Assigned task
Work through the data below and copy out every line where "Tree" is found.

Extracted records
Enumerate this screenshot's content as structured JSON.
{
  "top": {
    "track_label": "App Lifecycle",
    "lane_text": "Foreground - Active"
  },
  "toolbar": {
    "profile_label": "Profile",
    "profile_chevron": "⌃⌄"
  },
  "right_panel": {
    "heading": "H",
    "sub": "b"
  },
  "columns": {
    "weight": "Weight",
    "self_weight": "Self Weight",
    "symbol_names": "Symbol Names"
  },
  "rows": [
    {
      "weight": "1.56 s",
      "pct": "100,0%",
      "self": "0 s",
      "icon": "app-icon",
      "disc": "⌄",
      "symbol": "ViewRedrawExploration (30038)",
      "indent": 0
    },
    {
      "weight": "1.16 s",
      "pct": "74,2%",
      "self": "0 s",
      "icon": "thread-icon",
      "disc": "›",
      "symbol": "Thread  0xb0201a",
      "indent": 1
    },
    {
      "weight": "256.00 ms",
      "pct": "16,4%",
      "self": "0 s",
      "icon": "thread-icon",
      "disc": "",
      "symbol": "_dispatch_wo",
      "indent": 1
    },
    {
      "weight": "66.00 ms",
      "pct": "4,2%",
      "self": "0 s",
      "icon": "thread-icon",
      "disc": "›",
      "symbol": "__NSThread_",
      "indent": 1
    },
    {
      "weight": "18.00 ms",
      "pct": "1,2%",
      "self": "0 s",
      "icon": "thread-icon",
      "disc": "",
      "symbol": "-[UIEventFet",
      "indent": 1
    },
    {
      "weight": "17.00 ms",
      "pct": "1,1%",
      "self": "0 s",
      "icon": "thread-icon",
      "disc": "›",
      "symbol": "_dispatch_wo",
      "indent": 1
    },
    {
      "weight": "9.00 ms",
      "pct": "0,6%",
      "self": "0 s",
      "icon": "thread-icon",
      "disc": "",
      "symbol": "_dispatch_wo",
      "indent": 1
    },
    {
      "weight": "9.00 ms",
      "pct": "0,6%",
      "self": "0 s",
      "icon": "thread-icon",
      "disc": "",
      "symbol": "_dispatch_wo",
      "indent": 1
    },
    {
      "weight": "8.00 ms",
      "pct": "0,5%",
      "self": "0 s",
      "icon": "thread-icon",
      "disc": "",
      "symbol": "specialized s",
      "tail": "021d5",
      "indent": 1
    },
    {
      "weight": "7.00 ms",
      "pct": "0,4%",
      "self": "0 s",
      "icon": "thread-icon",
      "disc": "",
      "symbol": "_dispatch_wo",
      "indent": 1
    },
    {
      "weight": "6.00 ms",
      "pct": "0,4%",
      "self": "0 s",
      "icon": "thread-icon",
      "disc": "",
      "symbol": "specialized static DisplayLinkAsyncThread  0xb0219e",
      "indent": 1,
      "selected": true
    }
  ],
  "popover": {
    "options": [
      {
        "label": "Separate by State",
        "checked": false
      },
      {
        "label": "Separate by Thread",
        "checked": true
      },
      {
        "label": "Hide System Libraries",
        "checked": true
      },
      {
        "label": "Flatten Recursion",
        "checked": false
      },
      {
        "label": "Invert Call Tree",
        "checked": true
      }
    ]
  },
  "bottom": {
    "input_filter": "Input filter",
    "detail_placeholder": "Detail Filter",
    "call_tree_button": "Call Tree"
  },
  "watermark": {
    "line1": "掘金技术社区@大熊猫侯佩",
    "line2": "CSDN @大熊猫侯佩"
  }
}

Answer section
        "label": "Invert Call Tree",
    "call_tree_button": "Call Tree"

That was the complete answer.